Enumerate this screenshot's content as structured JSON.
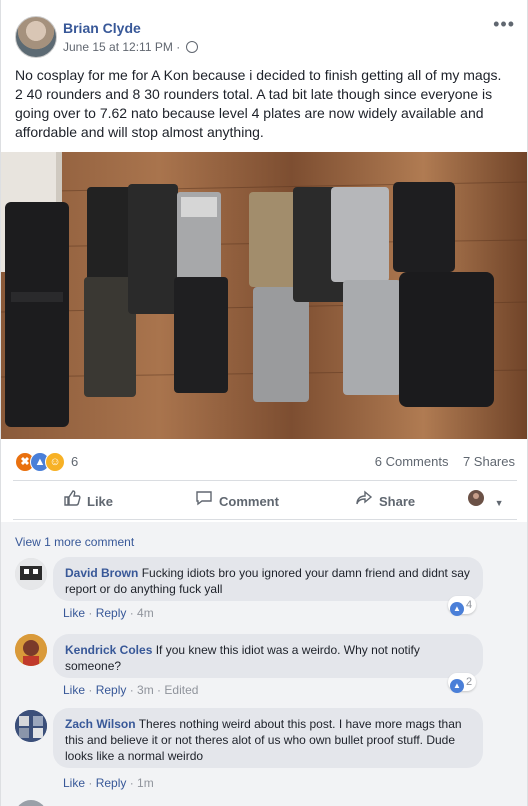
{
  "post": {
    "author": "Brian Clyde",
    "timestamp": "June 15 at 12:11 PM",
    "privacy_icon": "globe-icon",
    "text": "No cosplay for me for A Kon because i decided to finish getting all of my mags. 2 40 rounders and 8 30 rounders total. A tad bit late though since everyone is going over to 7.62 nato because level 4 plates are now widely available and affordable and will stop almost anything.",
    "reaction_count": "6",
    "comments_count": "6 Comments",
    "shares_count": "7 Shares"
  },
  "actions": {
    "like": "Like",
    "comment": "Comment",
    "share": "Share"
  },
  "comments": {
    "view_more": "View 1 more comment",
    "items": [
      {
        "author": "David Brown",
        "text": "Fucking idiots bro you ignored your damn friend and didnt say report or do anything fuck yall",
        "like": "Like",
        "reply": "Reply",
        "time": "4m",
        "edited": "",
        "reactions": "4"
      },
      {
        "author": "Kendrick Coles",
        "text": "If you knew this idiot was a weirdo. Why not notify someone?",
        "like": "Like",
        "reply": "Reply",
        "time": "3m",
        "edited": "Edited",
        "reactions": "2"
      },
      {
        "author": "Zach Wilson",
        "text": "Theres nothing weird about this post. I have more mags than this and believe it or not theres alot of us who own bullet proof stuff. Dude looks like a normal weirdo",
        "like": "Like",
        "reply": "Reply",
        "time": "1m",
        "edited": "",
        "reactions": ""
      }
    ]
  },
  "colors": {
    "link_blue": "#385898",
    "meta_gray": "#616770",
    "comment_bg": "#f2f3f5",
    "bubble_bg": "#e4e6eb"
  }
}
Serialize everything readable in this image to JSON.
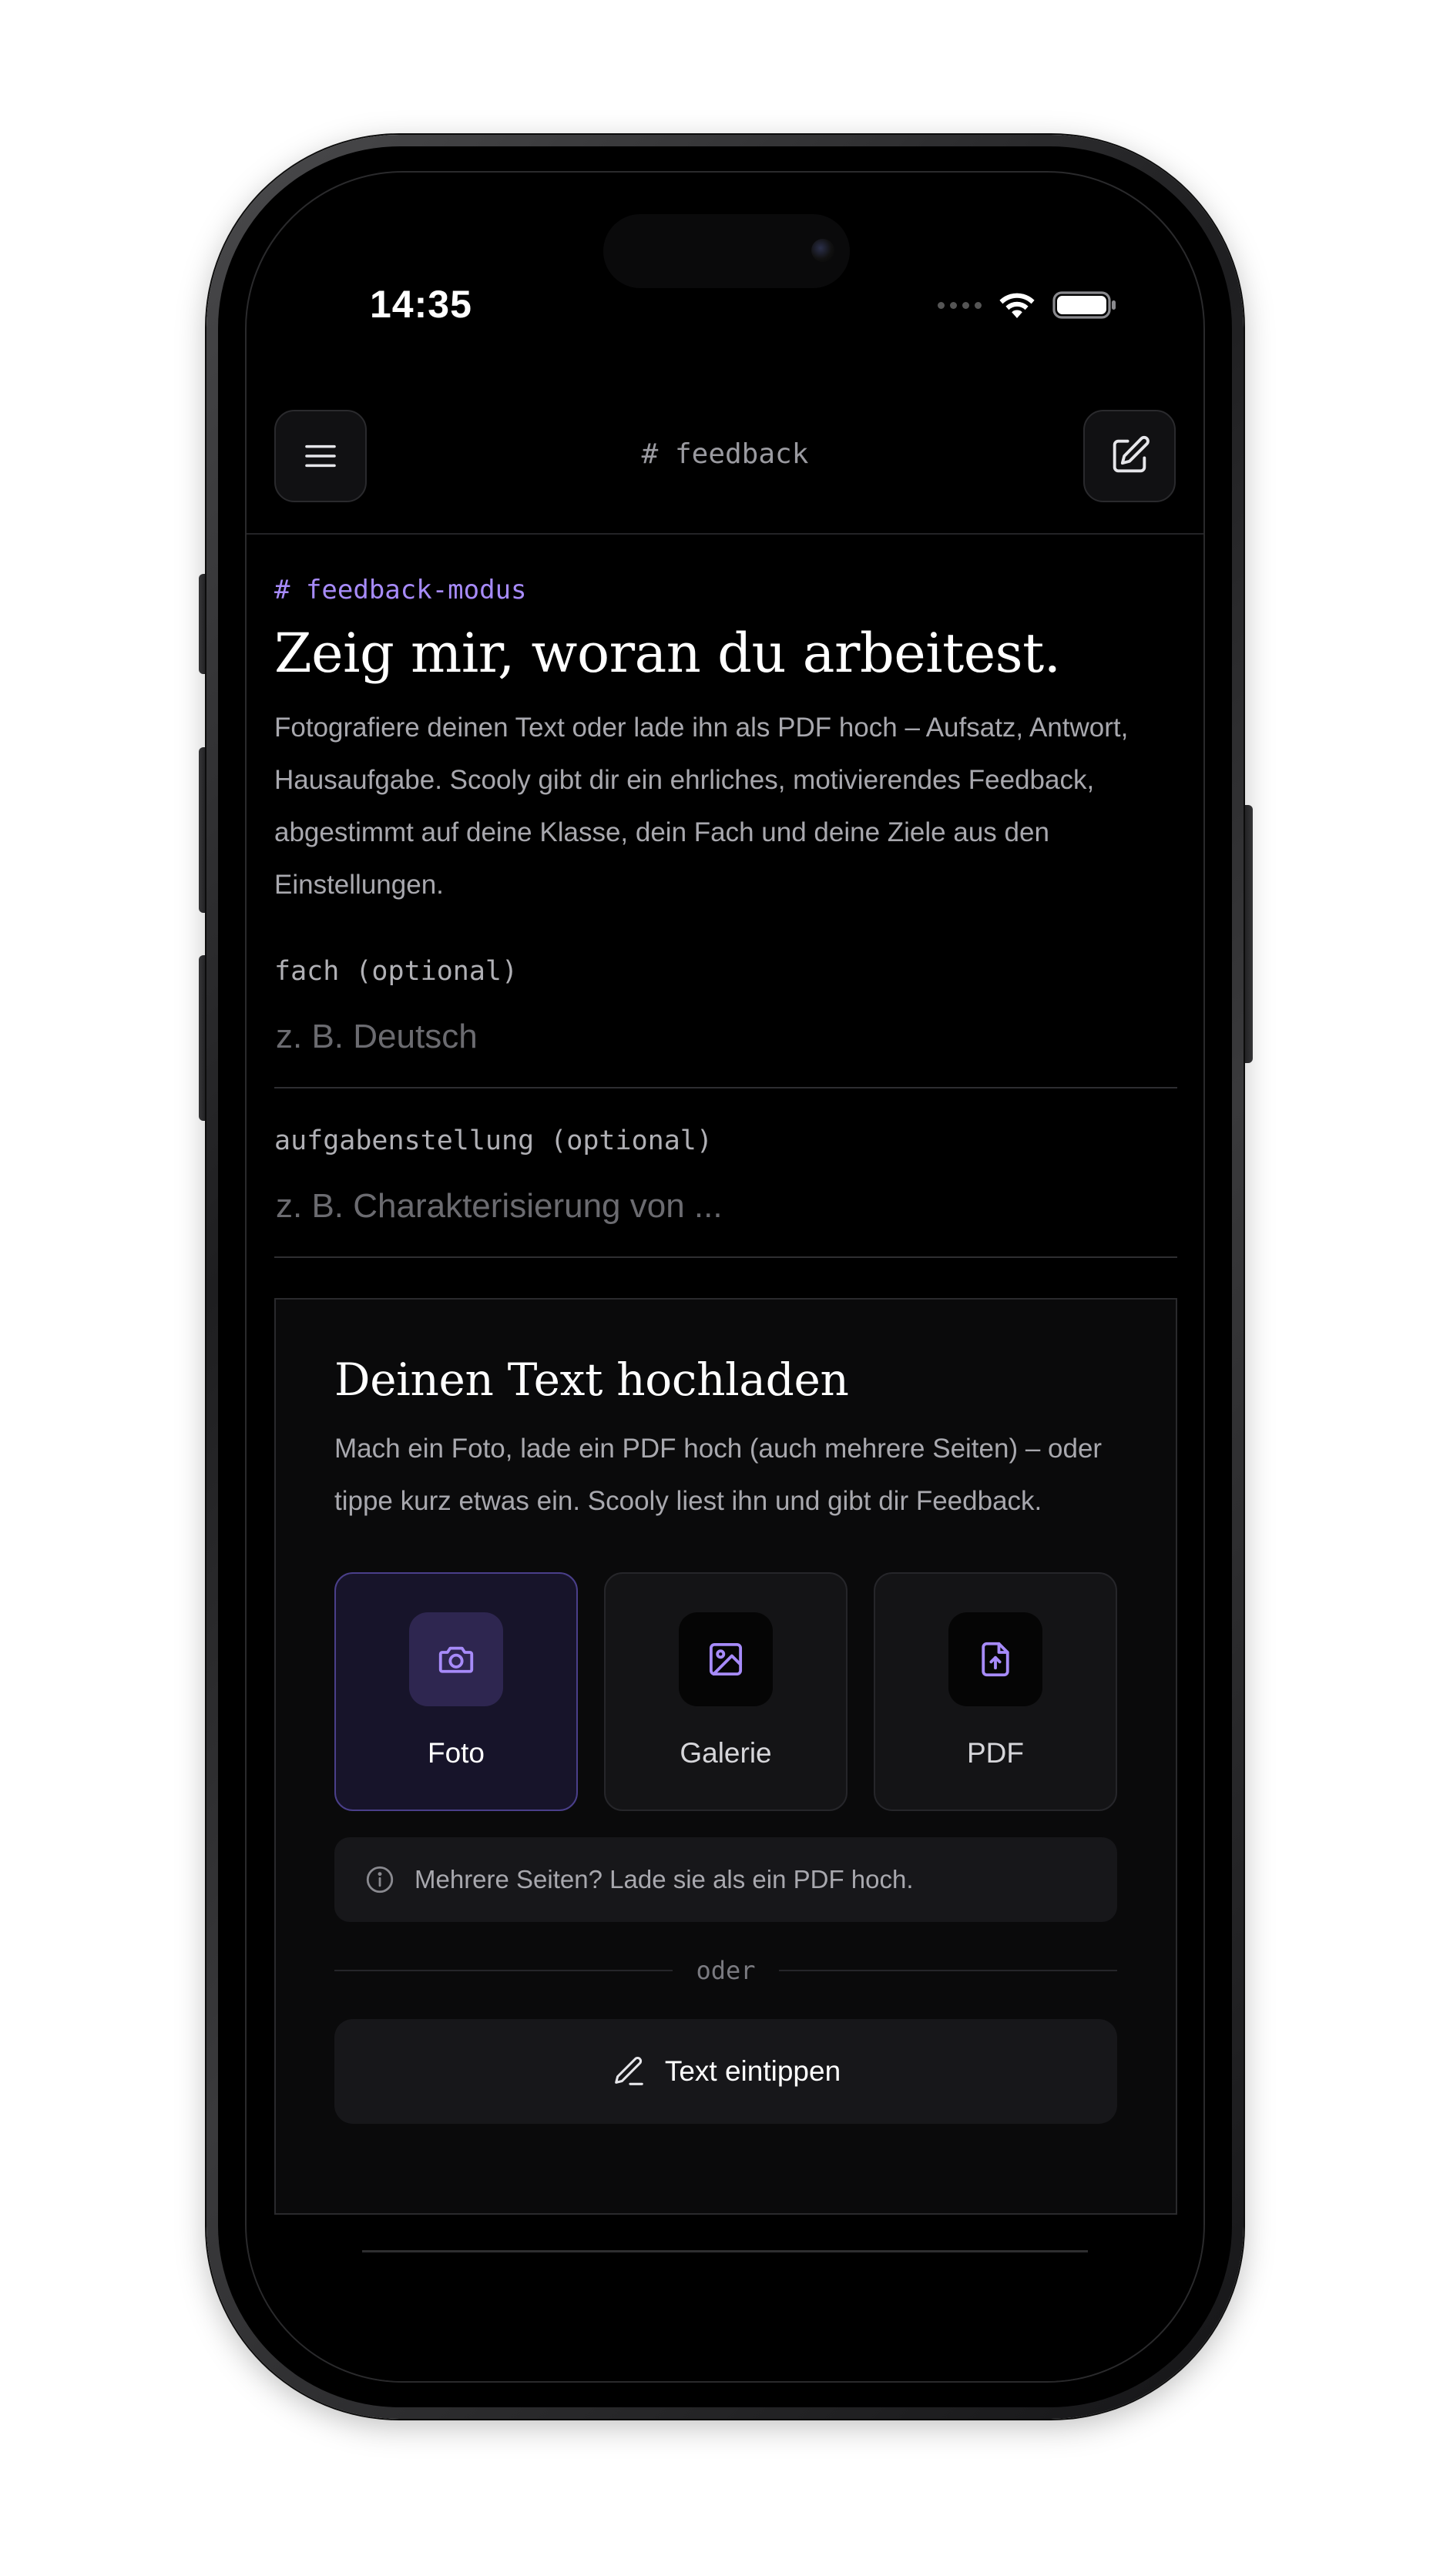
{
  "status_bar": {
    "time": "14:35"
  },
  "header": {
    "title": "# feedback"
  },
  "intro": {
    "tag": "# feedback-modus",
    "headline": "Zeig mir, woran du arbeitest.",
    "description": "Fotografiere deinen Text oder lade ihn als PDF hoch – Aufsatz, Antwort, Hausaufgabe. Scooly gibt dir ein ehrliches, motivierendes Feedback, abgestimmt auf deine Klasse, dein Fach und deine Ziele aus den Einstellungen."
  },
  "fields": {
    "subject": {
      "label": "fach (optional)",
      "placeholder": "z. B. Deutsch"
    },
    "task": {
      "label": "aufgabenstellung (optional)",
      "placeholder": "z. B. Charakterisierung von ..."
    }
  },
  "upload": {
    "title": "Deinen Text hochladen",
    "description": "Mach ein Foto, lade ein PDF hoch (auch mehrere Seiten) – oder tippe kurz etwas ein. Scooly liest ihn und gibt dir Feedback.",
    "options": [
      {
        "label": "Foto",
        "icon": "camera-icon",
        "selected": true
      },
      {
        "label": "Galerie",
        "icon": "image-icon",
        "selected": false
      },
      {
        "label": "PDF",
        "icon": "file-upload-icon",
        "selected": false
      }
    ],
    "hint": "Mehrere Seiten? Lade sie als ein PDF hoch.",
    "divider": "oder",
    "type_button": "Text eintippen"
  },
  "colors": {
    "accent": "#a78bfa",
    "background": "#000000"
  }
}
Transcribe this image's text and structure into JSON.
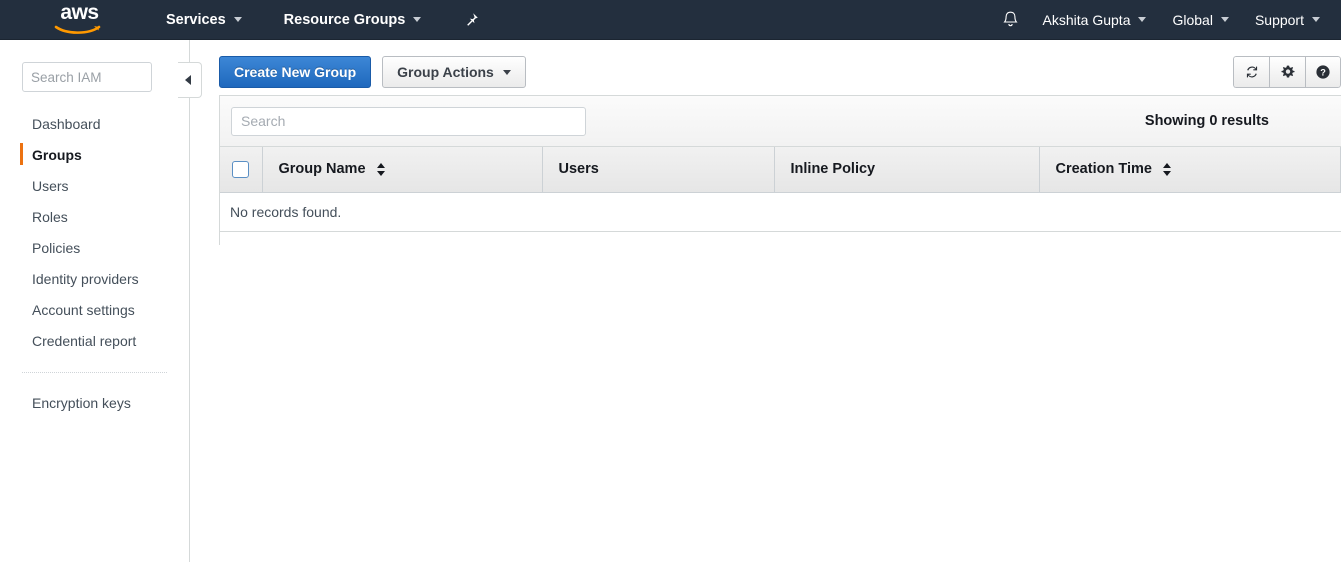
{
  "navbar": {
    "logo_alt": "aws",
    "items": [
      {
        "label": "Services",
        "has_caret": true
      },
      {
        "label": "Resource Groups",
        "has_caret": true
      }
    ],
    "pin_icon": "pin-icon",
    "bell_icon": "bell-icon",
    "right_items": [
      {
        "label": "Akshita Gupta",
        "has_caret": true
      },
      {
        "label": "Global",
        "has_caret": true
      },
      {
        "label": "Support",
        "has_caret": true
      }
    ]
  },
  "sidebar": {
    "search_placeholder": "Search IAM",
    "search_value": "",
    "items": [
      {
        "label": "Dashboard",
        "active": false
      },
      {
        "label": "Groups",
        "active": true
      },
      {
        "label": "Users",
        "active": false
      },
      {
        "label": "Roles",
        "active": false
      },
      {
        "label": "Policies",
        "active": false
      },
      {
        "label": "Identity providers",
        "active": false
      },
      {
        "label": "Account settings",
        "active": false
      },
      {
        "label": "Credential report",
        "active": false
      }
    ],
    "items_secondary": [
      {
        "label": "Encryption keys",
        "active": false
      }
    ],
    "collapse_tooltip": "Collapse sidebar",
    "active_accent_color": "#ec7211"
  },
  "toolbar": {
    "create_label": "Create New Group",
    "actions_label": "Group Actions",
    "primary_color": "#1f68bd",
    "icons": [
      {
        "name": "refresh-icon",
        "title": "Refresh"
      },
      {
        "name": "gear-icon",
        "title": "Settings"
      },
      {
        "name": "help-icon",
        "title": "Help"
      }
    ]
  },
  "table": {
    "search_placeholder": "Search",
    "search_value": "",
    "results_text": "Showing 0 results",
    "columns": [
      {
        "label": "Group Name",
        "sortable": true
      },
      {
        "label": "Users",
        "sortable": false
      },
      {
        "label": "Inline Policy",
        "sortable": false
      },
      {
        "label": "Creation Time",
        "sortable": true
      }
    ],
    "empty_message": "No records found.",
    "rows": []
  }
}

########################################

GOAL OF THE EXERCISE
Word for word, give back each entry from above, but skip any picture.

EXERCISE OUTPUT
Enumerate this screenshot's content as structured JSON.
{
  "post": {
    "author": "Brian Clyde",
    "timestamp": "June 15 at 12:11 PM",
    "privacy_icon": "globe-icon",
    "text": "No cosplay for me for A Kon because i decided to finish getting all of my mags. 2 40 rounders and 8 30 rounders total. A tad bit late though since everyone is going over to 7.62 nato because level 4 plates are now widely available and affordable and will stop almost anything.",
    "reaction_count": "6",
    "comments_count": "6 Comments",
    "shares_count": "7 Shares"
  },
  "actions": {
    "like": "Like",
    "comment": "Comment",
    "share": "Share"
  },
  "comments": {
    "view_more": "View 1 more comment",
    "items": [
      {
        "author": "David Brown",
        "text": "Fucking idiots bro you ignored your damn friend and didnt say report or do anything fuck yall",
        "like": "Like",
        "reply": "Reply",
        "time": "4m",
        "edited": "",
        "reactions": "4"
      },
      {
        "author": "Kendrick Coles",
        "text": "If you knew this idiot was a weirdo. Why not notify someone?",
        "like": "Like",
        "reply": "Reply",
        "time": "3m",
        "edited": "Edited",
        "reactions": "2"
      },
      {
        "author": "Zach Wilson",
        "text": "Theres nothing weird about this post. I have more mags than this and believe it or not theres alot of us who own bullet proof stuff. Dude looks like a normal weirdo",
        "like": "Like",
        "reply": "Reply",
        "time": "1m",
        "edited": "",
        "reactions": ""
      }
    ]
  },
  "colors": {
    "link_blue": "#385898",
    "meta_gray": "#616770",
    "comment_bg": "#f2f3f5",
    "bubble_bg": "#e4e6eb"
  }
}
Serialize everything readable in this image to JSON.
{
  "status_bar": {
    "time": "14:35"
  },
  "header": {
    "title": "# feedback"
  },
  "intro": {
    "tag": "# feedback-modus",
    "headline": "Zeig mir, woran du arbeitest.",
    "description": "Fotografiere deinen Text oder lade ihn als PDF hoch – Aufsatz, Antwort, Hausaufgabe. Scooly gibt dir ein ehrliches, motivierendes Feedback, abgestimmt auf deine Klasse, dein Fach und deine Ziele aus den Einstellungen."
  },
  "fields": {
    "subject": {
      "label": "fach (optional)",
      "placeholder": "z. B. Deutsch"
    },
    "task": {
      "label": "aufgabenstellung (optional)",
      "placeholder": "z. B. Charakterisierung von ..."
    }
  },
  "upload": {
    "title": "Deinen Text hochladen",
    "description": "Mach ein Foto, lade ein PDF hoch (auch mehrere Seiten) – oder tippe kurz etwas ein. Scooly liest ihn und gibt dir Feedback.",
    "options": [
      {
        "label": "Foto",
        "icon": "camera-icon",
        "selected": true
      },
      {
        "label": "Galerie",
        "icon": "image-icon",
        "selected": false
      },
      {
        "label": "PDF",
        "icon": "file-upload-icon",
        "selected": false
      }
    ],
    "hint": "Mehrere Seiten? Lade sie als ein PDF hoch.",
    "divider": "oder",
    "type_button": "Text eintippen"
  },
  "colors": {
    "accent": "#a78bfa",
    "background": "#000000"
  }
}
Transcribe this image's text and structure into JSON.
{
  "navbar": {
    "logo_alt": "aws",
    "items": [
      {
        "label": "Services",
        "has_caret": true
      },
      {
        "label": "Resource Groups",
        "has_caret": true
      }
    ],
    "pin_icon": "pin-icon",
    "bell_icon": "bell-icon",
    "right_items": [
      {
        "label": "Akshita Gupta",
        "has_caret": true
      },
      {
        "label": "Global",
        "has_caret": true
      },
      {
        "label": "Support",
        "has_caret": true
      }
    ]
  },
  "sidebar": {
    "search_placeholder": "Search IAM",
    "search_value": "",
    "items": [
      {
        "label": "Dashboard",
        "active": false
      },
      {
        "label": "Groups",
        "active": true
      },
      {
        "label": "Users",
        "active": false
      },
      {
        "label": "Roles",
        "active": false
      },
      {
        "label": "Policies",
        "active": false
      },
      {
        "label": "Identity providers",
        "active": false
      },
      {
        "label": "Account settings",
        "active": false
      },
      {
        "label": "Credential report",
        "active": false
      }
    ],
    "items_secondary": [
      {
        "label": "Encryption keys",
        "active": false
      }
    ],
    "collapse_tooltip": "Collapse sidebar",
    "active_accent_color": "#ec7211"
  },
  "toolbar": {
    "create_label": "Create New Group",
    "actions_label": "Group Actions",
    "primary_color": "#1f68bd",
    "icons": [
      {
        "name": "refresh-icon",
        "title": "Refresh"
      },
      {
        "name": "gear-icon",
        "title": "Settings"
      },
      {
        "name": "help-icon",
        "title": "Help"
      }
    ]
  },
  "table": {
    "search_placeholder": "Search",
    "search_value": "",
    "results_text": "Showing 0 results",
    "columns": [
      {
        "label": "Group Name",
        "sortable": true
      },
      {
        "label": "Users",
        "sortable": false
      },
      {
        "label": "Inline Policy",
        "sortable": false
      },
      {
        "label": "Creation Time",
        "sortable": true
      }
    ],
    "empty_message": "No records found.",
    "rows": []
  }
}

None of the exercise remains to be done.